  • Reduce the cost of Irish Water charges for apartment developments, as there is less infrastructure required for apartments than for housing on greenfield sites, yet charges are the same which would amount to €5,089 per unit, for schemes with over 100 units.

  • Reduce VAT from 13.5% to 9% for a short-term period of two years.

    I referenced earlier that 30% goes to the State in one form or other. In a functioning market, that’s fine but with the current market it goes without saying that 30% of nothing is still nothing.

    Through our recommendations, if we stimulated the development of the 1,000 apartments in our report alone the result would be an additional €240m Irish GDP, 3,390 jobs and additional exchequer revenues of up to €137m.

    To be clear: the delivery of apartments is constrained by a lack of viability.

    There is universal support for the principle of high-density city living. It is no longer the urbanists dream; it is the accepted wisdom.

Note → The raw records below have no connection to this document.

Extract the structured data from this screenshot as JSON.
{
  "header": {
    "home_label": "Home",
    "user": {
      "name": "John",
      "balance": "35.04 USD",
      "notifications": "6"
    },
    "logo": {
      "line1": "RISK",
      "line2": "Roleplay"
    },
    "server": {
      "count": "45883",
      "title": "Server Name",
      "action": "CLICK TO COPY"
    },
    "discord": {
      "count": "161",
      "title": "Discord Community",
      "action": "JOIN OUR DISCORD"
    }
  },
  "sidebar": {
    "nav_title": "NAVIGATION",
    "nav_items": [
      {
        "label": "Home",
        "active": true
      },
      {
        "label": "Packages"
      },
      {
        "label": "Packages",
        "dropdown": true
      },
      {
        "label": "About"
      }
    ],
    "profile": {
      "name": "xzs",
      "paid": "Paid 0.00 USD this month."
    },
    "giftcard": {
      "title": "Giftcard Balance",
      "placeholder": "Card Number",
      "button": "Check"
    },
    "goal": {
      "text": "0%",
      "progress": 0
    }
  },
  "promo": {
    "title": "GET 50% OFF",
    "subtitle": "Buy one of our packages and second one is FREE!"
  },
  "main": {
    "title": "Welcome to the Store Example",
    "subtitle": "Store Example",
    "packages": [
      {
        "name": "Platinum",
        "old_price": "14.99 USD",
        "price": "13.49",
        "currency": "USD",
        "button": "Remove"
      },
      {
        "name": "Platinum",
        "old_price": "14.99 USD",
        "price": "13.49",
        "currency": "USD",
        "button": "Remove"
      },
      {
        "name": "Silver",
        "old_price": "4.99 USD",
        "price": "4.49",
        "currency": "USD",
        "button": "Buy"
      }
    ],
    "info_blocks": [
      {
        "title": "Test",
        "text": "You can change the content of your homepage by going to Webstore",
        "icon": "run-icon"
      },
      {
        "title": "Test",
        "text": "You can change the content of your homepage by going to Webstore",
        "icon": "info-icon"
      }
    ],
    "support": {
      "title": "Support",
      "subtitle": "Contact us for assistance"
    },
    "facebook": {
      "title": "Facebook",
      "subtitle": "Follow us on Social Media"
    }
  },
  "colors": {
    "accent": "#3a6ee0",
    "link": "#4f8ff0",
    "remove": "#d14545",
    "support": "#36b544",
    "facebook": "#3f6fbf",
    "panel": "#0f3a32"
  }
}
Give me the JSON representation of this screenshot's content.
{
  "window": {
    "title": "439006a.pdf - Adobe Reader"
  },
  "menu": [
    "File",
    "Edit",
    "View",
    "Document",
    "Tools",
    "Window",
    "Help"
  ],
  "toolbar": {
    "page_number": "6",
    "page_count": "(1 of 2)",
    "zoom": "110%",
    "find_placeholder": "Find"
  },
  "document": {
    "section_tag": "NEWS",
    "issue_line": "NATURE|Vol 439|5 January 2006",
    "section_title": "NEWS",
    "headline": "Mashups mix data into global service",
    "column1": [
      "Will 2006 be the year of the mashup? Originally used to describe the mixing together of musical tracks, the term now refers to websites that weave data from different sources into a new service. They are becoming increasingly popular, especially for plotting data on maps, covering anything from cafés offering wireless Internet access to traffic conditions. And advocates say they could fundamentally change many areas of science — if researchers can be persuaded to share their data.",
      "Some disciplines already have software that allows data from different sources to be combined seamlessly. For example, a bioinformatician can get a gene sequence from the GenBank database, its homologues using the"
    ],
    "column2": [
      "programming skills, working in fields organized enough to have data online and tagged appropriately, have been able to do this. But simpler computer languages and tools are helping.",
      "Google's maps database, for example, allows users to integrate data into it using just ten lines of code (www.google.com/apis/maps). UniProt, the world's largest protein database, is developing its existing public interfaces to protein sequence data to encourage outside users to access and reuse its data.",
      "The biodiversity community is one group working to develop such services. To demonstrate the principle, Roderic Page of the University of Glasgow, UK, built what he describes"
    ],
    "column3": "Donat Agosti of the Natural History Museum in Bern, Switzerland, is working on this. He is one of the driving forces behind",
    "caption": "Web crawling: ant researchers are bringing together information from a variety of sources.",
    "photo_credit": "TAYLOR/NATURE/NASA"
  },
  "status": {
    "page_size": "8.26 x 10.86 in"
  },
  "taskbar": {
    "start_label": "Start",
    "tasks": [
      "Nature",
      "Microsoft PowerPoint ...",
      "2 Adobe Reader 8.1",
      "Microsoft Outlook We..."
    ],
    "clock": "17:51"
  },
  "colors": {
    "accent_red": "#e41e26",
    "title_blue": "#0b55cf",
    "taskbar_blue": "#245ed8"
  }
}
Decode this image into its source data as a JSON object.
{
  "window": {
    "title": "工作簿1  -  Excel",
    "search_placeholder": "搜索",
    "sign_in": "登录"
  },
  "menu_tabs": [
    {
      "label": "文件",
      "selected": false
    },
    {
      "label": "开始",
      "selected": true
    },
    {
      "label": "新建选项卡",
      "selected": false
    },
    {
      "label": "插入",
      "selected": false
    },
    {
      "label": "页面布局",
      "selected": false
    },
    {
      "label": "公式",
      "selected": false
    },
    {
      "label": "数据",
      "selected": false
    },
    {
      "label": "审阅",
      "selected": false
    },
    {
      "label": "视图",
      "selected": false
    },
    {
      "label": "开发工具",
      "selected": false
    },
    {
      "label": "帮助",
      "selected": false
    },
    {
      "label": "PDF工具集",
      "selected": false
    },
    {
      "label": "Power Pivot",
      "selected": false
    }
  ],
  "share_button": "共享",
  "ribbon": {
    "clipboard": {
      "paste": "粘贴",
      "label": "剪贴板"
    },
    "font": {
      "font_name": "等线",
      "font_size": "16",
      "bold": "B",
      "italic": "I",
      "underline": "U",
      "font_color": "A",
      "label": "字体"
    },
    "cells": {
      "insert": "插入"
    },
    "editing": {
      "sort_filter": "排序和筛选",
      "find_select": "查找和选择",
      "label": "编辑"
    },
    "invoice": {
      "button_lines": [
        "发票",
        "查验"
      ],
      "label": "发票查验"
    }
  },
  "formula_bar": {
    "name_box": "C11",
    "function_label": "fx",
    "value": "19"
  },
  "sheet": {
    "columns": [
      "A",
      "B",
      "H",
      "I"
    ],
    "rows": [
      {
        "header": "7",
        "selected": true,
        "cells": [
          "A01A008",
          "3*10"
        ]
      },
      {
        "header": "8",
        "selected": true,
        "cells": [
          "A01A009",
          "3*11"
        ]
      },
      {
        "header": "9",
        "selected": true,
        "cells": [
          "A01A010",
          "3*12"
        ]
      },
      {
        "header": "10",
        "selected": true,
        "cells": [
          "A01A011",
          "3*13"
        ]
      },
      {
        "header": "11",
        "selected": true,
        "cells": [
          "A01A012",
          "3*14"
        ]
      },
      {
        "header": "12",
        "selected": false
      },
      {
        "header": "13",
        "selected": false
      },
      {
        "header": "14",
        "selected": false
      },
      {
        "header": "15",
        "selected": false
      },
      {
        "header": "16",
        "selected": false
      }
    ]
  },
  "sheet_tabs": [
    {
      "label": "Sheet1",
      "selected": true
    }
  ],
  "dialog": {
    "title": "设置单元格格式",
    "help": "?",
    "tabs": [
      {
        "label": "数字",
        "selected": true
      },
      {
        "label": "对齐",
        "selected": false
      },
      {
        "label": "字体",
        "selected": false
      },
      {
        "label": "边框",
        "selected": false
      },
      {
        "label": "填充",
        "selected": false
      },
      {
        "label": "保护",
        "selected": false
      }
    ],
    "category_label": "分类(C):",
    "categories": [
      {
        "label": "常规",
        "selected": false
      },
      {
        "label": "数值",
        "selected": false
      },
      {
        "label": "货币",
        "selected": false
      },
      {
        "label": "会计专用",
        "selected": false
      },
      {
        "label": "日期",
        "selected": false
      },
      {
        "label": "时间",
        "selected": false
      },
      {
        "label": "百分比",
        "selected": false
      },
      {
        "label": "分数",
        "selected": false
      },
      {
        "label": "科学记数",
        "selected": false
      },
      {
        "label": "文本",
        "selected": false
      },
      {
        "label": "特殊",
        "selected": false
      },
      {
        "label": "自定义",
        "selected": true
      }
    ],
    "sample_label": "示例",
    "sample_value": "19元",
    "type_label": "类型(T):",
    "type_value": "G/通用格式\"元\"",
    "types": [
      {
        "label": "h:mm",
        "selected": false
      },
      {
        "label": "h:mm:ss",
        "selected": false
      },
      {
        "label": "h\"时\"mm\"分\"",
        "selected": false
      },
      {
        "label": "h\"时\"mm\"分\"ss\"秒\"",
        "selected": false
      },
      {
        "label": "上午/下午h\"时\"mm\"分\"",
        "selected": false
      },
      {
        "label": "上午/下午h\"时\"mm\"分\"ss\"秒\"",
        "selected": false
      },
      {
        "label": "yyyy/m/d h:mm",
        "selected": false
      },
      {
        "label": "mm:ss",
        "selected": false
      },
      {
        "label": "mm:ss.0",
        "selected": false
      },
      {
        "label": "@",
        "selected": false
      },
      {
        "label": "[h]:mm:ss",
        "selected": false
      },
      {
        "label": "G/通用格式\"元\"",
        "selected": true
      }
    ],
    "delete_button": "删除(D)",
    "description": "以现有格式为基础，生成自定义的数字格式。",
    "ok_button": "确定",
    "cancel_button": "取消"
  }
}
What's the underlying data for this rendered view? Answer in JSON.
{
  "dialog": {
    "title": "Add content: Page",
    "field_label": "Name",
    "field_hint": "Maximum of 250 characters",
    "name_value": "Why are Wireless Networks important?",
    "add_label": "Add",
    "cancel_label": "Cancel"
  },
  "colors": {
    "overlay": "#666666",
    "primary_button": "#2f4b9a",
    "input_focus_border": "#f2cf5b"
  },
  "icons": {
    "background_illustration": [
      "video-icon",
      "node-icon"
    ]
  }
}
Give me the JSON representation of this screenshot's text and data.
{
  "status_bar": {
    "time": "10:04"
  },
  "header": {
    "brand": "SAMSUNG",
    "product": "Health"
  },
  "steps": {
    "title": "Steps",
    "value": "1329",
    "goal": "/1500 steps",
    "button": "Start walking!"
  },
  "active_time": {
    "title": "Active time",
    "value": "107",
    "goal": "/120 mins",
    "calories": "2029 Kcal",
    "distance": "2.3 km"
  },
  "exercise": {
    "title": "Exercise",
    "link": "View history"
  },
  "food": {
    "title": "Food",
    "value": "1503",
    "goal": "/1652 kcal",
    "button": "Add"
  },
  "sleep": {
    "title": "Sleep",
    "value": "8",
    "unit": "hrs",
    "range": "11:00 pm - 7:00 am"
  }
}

    The private sector will deliver the vision of Ireland 2040, if it is enabled. It is already delivering in every viable facet of the built environment.

    Government and the private sector must continue to work together with Ireland 2040 as our framework.

    It is the only way that we can deliver for Ireland’s city regions.

  • More in this Section

    Tading-Up home: Room for both space and comfort in Tower Tading-Up home: Room for both space and comfort in Tower

    Calling house-hunters in Cobh: Your ship may have come inCalling house-hunters in Cobh: Your ship may have come in

    Trading Up home: Unexpected features in Carrigaline-based spacious four-bedTrading Up home: Unexpected features in Carrigaline-based spacious four-bed

    Chance to have a city at your feet from Montenotte townhousesChance to have a city at your feet from Montenotte townhouses


    My sister Gabriella always says that during sibling whispers all I ever wanted was to be on stage.This Much I Know: Man of many talents Mike Hanrahan

    Columnist and trained counsellor Fiona Caine offers guidance to a woman whose husband is controlling and belittling her.Ask a counsellor: ‘My husband is so controlling – what do I do?’

    Peter Dowdall branches out to take a look at the mountain ash or rowan.Rowan berries show us how nature is stocking its larder for winter

    More From The Irish Examiner